Renowned Belgian painter’s show is a feast for aenturers
An exhibit of six paintings opened recently at AKA Art Gallery, Kampala. The Belgian artist Yves Goscinny is showing his journey from Brussels, his home town, to Kampala using paintings in mixed media: ink, acrylics and linen on canvas.
The sometimes expressionistic, figurative, and abstract paintings are showcased in form of a sequence of events from the time he leaves Brussels he boards the plane, makes a stopover in Dar-es -Salaam, lands in Kampala, loves Kampala but feels home sick, makes the trip back home.
The composition of each image depends on the subject matter.
In painting ‘Brussels in the Morning’, the artist paints a snowy landscape of the city he is leaving. There’s no sign of life save for a man clasping a blue umbrella under a foggy skyline- possibly a metaphor of hope in such bad weather- and a cluster of green trees. In the painting, ‘A lone in the African City’, the artist divides his canvas into two. On one side he uses dubs of warm colours like green, yellow and red to evoke the mood and atmosphere in Kampala. On the other side, he paints a grey and white canvas with patches of yellow, black and red. This symbolises his ambivalence about Kampala.
“When I arrived in Kampala, I felt I missed home. But after a couple of days I feel I am getting used to the place and I love it,” says Yves.
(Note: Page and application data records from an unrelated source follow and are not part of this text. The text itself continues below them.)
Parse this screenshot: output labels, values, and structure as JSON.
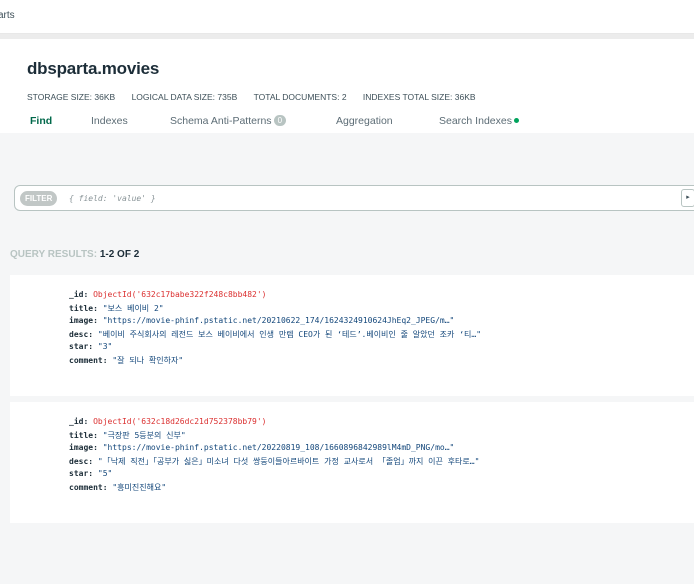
{
  "breadcrumb": "arts",
  "namespace": {
    "title": "dbsparta.movies"
  },
  "stats": {
    "storage_label": "STORAGE SIZE:",
    "storage_value": "36KB",
    "logical_label": "LOGICAL DATA SIZE:",
    "logical_value": "735B",
    "total_label": "TOTAL DOCUMENTS:",
    "total_value": "2",
    "indexes_label": "INDEXES TOTAL SIZE:",
    "indexes_value": "36KB"
  },
  "tabs": {
    "find": "Find",
    "indexes": "Indexes",
    "schema": "Schema Anti-Patterns",
    "schema_badge": "0",
    "aggregation": "Aggregation",
    "search": "Search Indexes"
  },
  "filter": {
    "label": "FILTER",
    "placeholder": "{ field: 'value' }",
    "expand": "▸"
  },
  "results": {
    "label": "QUERY RESULTS:",
    "value": "1-2 OF 2"
  },
  "documents": [
    {
      "id_key": "_id:",
      "id_value": "ObjectId('632c17babe322f248c8bb482')",
      "title_key": "title:",
      "title_value": "\"보스 베이비 2\"",
      "image_key": "image:",
      "image_value": "\"https://movie-phinf.pstatic.net/20210622_174/1624324910624JhEq2_JPEG/m…\"",
      "desc_key": "desc:",
      "desc_value": "\"베이비 주식회사의 레전드 보스 베이비에서 인생 만렙 CEO가 된 ‘테드’.베이비인 줄 알았던 조카 ‘티…\"",
      "star_key": "star:",
      "star_value": "\"3\"",
      "comment_key": "comment:",
      "comment_value": "\"잘 되나 확인하자\""
    },
    {
      "id_key": "_id:",
      "id_value": "ObjectId('632c18d26dc21d752378bb79')",
      "title_key": "title:",
      "title_value": "\"극장판 5등분의 신부\"",
      "image_key": "image:",
      "image_value": "\"https://movie-phinf.pstatic.net/20220819_108/1660896842989lM4mD_PNG/mo…\"",
      "desc_key": "desc:",
      "desc_value": "\"「낙제 직전」「공부가 싫은」미소녀 다섯 쌍둥이들아르바이트 가정 교사로서 「졸업」까지 이끈 후타로…\"",
      "star_key": "star:",
      "star_value": "\"5\"",
      "comment_key": "comment:",
      "comment_value": "\"흥미진진해요\""
    }
  ]
}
The intensity in the towering artist’s look captures his keenness on aenture and experimentation. He experiments with surrealist techniques in the fashion of renowned 20th century Belgian artist Rene Magritte. The artist famed for his idiosyncratic approach to surrealism created images juxtaposed with light and darkness resulting often into a powerful paradox.
Yves’ painting, ‘Returning to Brussels’ in the exhibit at AKA, is much familiar with Rene’s painting, ‘Empire of Light’, where the artist’s composition is a small apartment on a sombre street. In the bottom half of the painting, dusk has fallen and a street lamp glows peacefully and yet above, is a blue sky creating an impression it’s sunny.
In comparison, both paintings, the later and former, create an unsettling feeling in the viewer a sort of discourse between the artist, the painting, and the viewer.
Another interesting element about Yves’ work is it bringing to the fore- objectively- the challenges of a globalised society we live in. A critical appreciation of these six paintings reveals that the artist is documenting issues like global warming depicted by his paintings of snowy landscapes with minimal vegetation, the rural-urban migration and pollution visible in the two paintings, Urban Folly and Kampala traffic, and isolation and seclusion a typical feeling for many people migrating to new territories in post- modernist society.
An exhibit of this type brings to mind how important it is to have a good story and tell it in the simplest manner. Instead of complicating everything by exhibiting 20 or so paintings in order to relay his message, as other artists sometimes do, Yves uses six paintings. Would one painting have been enough?
Source : The Independent